Marmalades can be made from a wide variety of combinations of citrus fruits, but my mum and grandma used to make just one – a classic Seville Oxford-style marmalade. If you’re making marmalade then try not to use an aluminium saucepan as the fruit is very acidic and aluminium and acid cooking isn’t the best combination. Marmalades need a little time to mature, so when you’ve bottled them try to keep them for at least a month before use.
Always use unwaxed fruit as the peel is included in the recipe. This recipe makes about 5 lbs. Preserving sugar is a special sugar that helps clarify the marmalade and may also contain pectin to help it set.

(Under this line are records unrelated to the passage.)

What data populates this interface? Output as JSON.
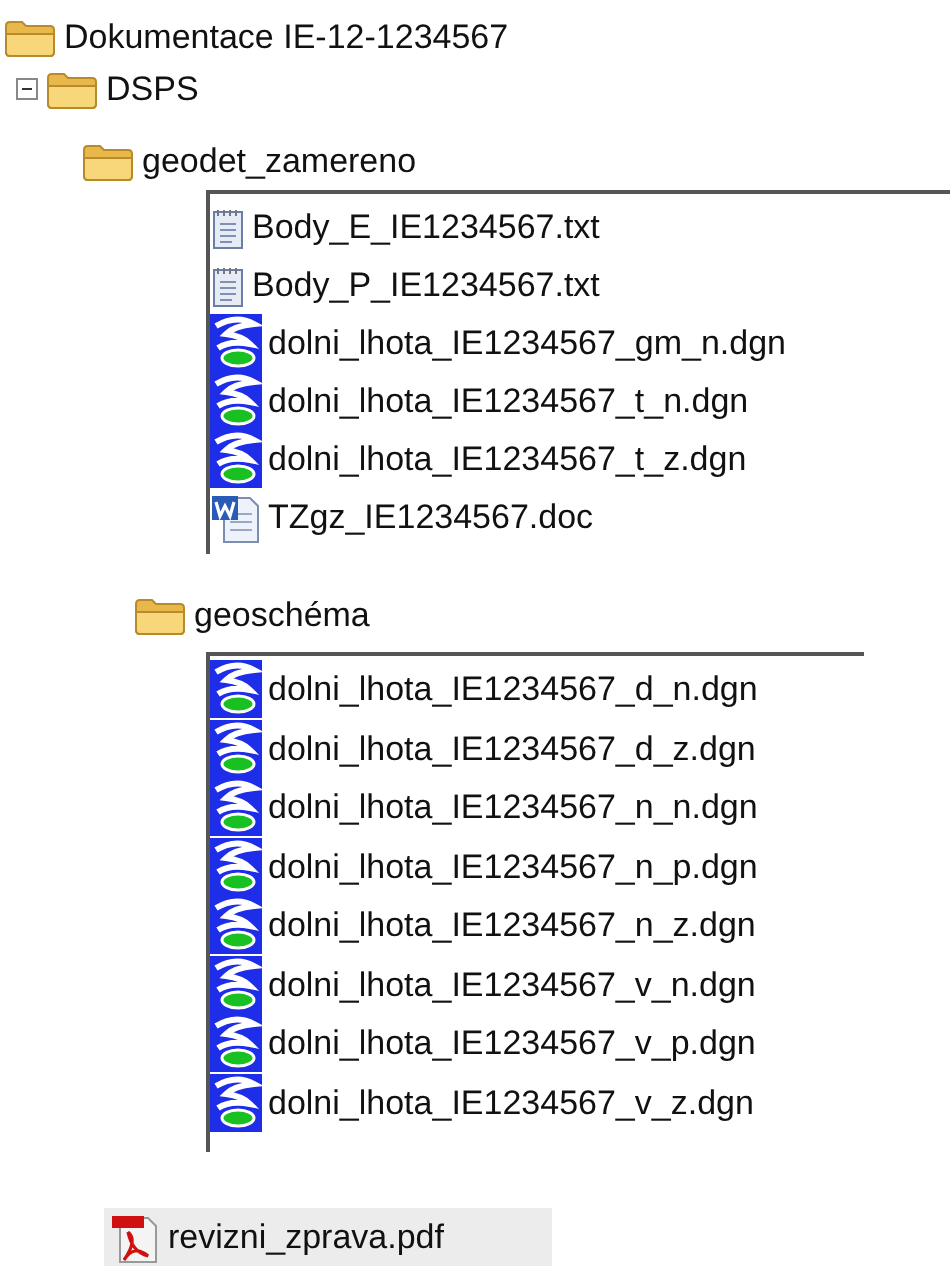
{
  "tree": {
    "name": "Dokumentace IE-12-1234567",
    "children": [
      {
        "name": "DSPS",
        "expanded": true,
        "children": [
          {
            "name": "geodet_zamereno",
            "files": [
              {
                "name": "Body_E_IE1234567.txt",
                "kind": "text"
              },
              {
                "name": "Body_P_IE1234567.txt",
                "kind": "text"
              },
              {
                "name": "dolni_lhota_IE1234567_gm_n.dgn",
                "kind": "dgn"
              },
              {
                "name": "dolni_lhota_IE1234567_t_n.dgn",
                "kind": "dgn"
              },
              {
                "name": "dolni_lhota_IE1234567_t_z.dgn",
                "kind": "dgn"
              },
              {
                "name": "TZgz_IE1234567.doc",
                "kind": "doc"
              }
            ]
          },
          {
            "name": "geoschéma",
            "files": [
              {
                "name": "dolni_lhota_IE1234567_d_n.dgn",
                "kind": "dgn"
              },
              {
                "name": "dolni_lhota_IE1234567_d_z.dgn",
                "kind": "dgn"
              },
              {
                "name": "dolni_lhota_IE1234567_n_n.dgn",
                "kind": "dgn"
              },
              {
                "name": "dolni_lhota_IE1234567_n_p.dgn",
                "kind": "dgn"
              },
              {
                "name": "dolni_lhota_IE1234567_n_z.dgn",
                "kind": "dgn"
              },
              {
                "name": "dolni_lhota_IE1234567_v_n.dgn",
                "kind": "dgn"
              },
              {
                "name": "dolni_lhota_IE1234567_v_p.dgn",
                "kind": "dgn"
              },
              {
                "name": "dolni_lhota_IE1234567_v_z.dgn",
                "kind": "dgn"
              }
            ]
          }
        ]
      }
    ]
  },
  "loose_files": [
    {
      "name": "revizni_zprava.pdf",
      "kind": "pdf",
      "selected": true
    }
  ]
}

● 3 ½ lbs (1.5 kg) Seville oranges
● 2 lemons
● 1 lb (450 g) dark muscovado sugar
● 2 ½ lb (1.25 kg) preserving sugar
● Orange juice (optional)
● Halve and squeeze the juice from the oranges and lemons, keeping the pips aside.

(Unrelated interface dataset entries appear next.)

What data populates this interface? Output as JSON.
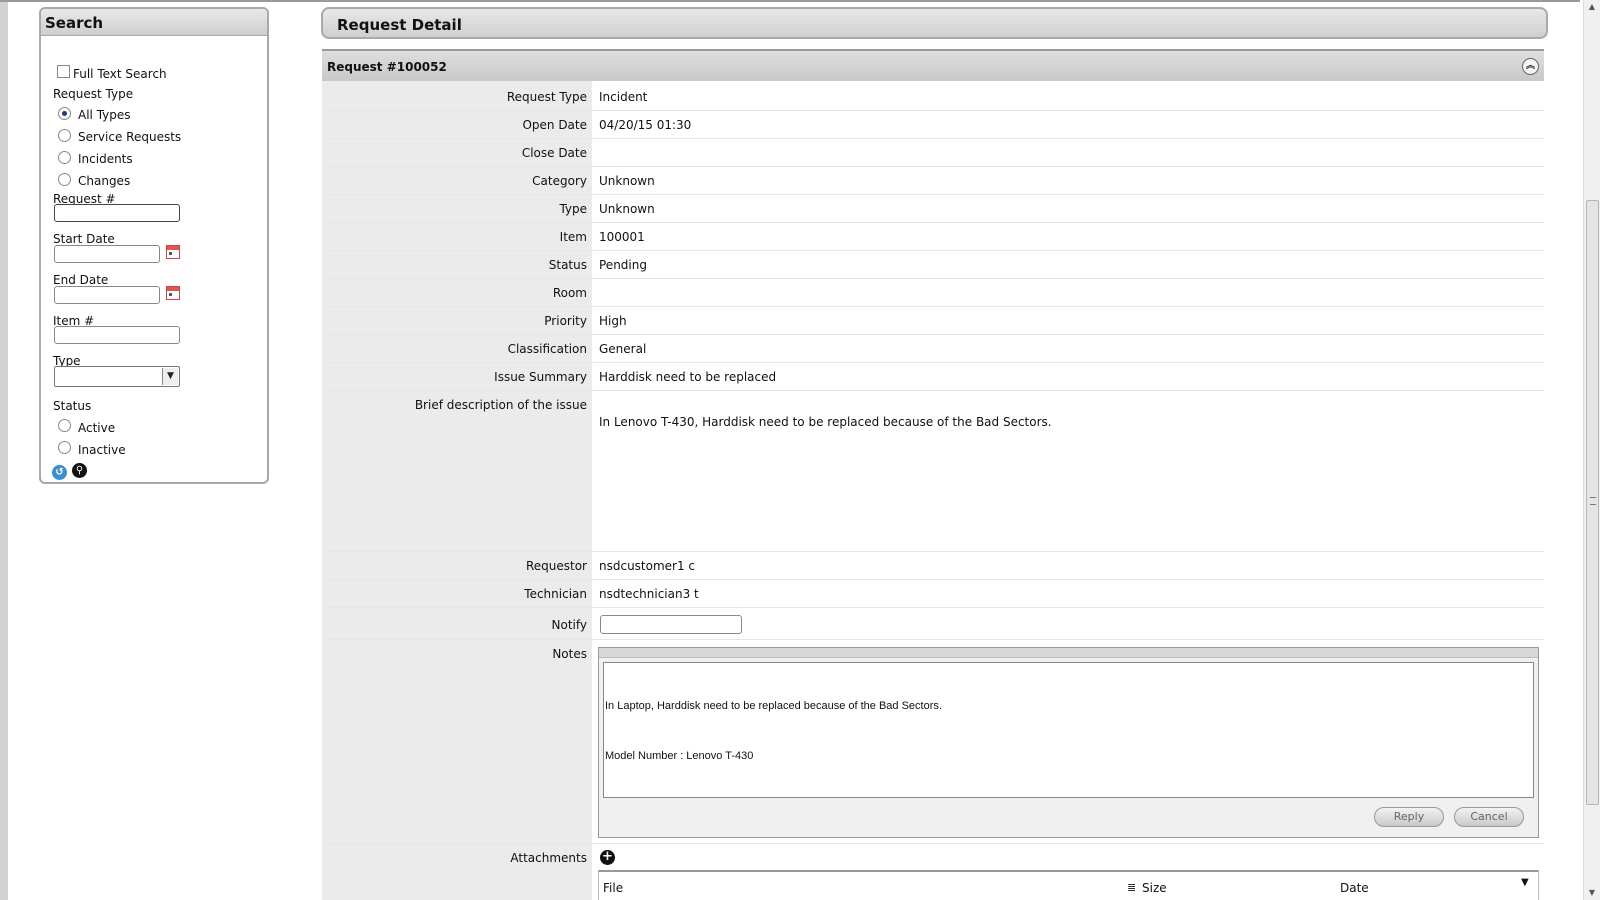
{
  "search": {
    "title": "Search",
    "full_text_label": "Full Text Search",
    "request_type_label": "Request Type",
    "request_types": [
      "All Types",
      "Service Requests",
      "Incidents",
      "Changes"
    ],
    "request_num_label": "Request #",
    "start_date_label": "Start Date",
    "end_date_label": "End Date",
    "item_num_label": "Item #",
    "type_label": "Type",
    "status_label": "Status",
    "status_options": [
      "Active",
      "Inactive"
    ]
  },
  "main": {
    "title": "Request Detail",
    "request_heading": "Request #100052",
    "fields": [
      {
        "label": "Request Type",
        "value": "Incident"
      },
      {
        "label": "Open Date",
        "value": "04/20/15 01:30"
      },
      {
        "label": "Close Date",
        "value": ""
      },
      {
        "label": "Category",
        "value": "Unknown"
      },
      {
        "label": "Type",
        "value": "Unknown"
      },
      {
        "label": "Item",
        "value": "100001"
      },
      {
        "label": "Status",
        "value": "Pending"
      },
      {
        "label": "Room",
        "value": ""
      },
      {
        "label": "Priority",
        "value": "High"
      },
      {
        "label": "Classification",
        "value": "General"
      },
      {
        "label": "Issue Summary",
        "value": "Harddisk need to be replaced"
      },
      {
        "label": "Brief description of the issue",
        "value": "In Lenovo T-430, Harddisk need to be replaced because of the Bad Sectors."
      },
      {
        "label": "Requestor",
        "value": "nsdcustomer1 c"
      },
      {
        "label": "Technician",
        "value": "nsdtechnician3 t"
      },
      {
        "label": "Notify",
        "value": ""
      },
      {
        "label": "Notes",
        "value": ""
      },
      {
        "label": "Attachments",
        "value": ""
      }
    ],
    "notes": {
      "line1": "In Laptop, Harddisk need to be replaced because of the Bad Sectors.",
      "line2": "Model Number : Lenovo T-430",
      "reply_label": "Reply",
      "cancel_label": "Cancel"
    },
    "attachments": {
      "columns": [
        "File",
        "Size",
        "Date"
      ]
    }
  }
}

● Cut the peel into thin or thick strips, depending upon your preference. Cover with cold water, bring to the boil, then drain, discarding the water.
● Measure the juices into a pan and make up to 3 pints (1.75 litres) with either fresh orange juice or water. Add the peel.

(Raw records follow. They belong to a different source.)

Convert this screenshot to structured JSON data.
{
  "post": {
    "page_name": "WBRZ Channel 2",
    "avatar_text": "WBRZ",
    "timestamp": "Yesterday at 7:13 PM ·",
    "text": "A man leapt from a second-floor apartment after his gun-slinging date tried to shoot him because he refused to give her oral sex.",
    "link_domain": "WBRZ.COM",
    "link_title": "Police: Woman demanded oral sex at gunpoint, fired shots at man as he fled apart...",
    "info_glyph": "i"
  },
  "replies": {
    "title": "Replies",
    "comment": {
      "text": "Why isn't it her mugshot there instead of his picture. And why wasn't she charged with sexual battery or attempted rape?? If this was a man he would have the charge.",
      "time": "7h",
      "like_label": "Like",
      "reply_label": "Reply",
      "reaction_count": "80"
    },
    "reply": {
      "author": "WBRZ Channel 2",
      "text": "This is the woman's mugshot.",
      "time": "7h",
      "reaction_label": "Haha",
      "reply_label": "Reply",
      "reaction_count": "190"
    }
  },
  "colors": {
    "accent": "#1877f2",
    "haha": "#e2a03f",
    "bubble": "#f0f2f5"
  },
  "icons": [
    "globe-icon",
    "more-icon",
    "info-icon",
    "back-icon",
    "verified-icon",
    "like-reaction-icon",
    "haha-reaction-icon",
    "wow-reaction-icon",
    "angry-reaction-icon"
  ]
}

● Wrap the pips and any attached membranes in a piece of muslin or netting. Add to the peel and juices and simmer for 30 minutes until the peel is translucent. Remove the pips.
● Remove from heat and add the muscovado sugar and stir until dissolved. Then add the preserving sugar.
● Stir until dissolved, then bring the marmalade to a gentle simmer. Cook for a further 20 minutes and test for a soft set dropping a teaspoonful onto a cold saucer. If it’s still runny continue to cook until the jelly test works.
● Ladle into sterilized jars, cover with a circle of greaseproof paper and seal immediately.
Enjoy your marmalade!